March 20, 2009
A few days ago, Chinese boats jostled with a US naval ocean surveillance vessel that Beijing said was conducting an illegal survey in its waters. The US National Intelligence Office stated that the Chinese had become assertive in staking claims to international waters and were more militarily aggressive in the South China Sea than before.
Incidents of this kind – this was not a one-off – are salutary reminders of the ‘war games’ being constantly played on the high seas. China obviously has a heavy naval presence in the South China Sea. The US also maintains a strong presence in the area, although it has no territorial interests in the region
The strategic importance of the South China Sea cannot be overstated. 80% of Chinese oil imports and half the world’s oil tankers pass through the Sea, which contains shipping lanes that are absolutely essential to China’s economy.
According to the China Daily, China may convert more retired navy ships into fishing patrol vessels for the South China Sea. Such an intention would deeply worry several countries in the region, which also have maritime claims. They are concerned about China’s motives.

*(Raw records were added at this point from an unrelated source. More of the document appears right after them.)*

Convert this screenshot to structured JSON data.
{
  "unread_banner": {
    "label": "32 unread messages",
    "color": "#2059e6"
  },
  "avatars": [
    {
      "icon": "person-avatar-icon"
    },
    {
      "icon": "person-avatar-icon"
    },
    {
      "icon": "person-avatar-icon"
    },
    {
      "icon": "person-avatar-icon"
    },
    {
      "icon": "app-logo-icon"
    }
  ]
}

There are longstanding disputes over islands in the Sea with Brunei, Malaysia, the Philippines, Taiwan and Vietnam. In 1988, China and Vietnam fought a brief naval battle near the Spratlys’ Johnson Reef.
The discovery of oil and gas in the South China Sea islands in the 1960s suggest that there are large undersea deposits around the valuable fishing grounds. However, progress in exploration has been hampered by sovereignty.
China has clearly increased its patrols, saying that it was responding to increased illegal fishing and territorial claims to islands by other nations in the region.
Washington is worried about China’s increased defence spending in recent years, and Vietnam, Japan and other neighbours are concerned that a stronger China may become more assertive about its territorial claims.
There is ‘an accident waiting to happen’ in the South China Sea. All the countries affected need to take the utmost precautions to avoid an incident provoking a serious naval or military skirmish. And this means, in particular, the United States and China.Author : Stanley Crossick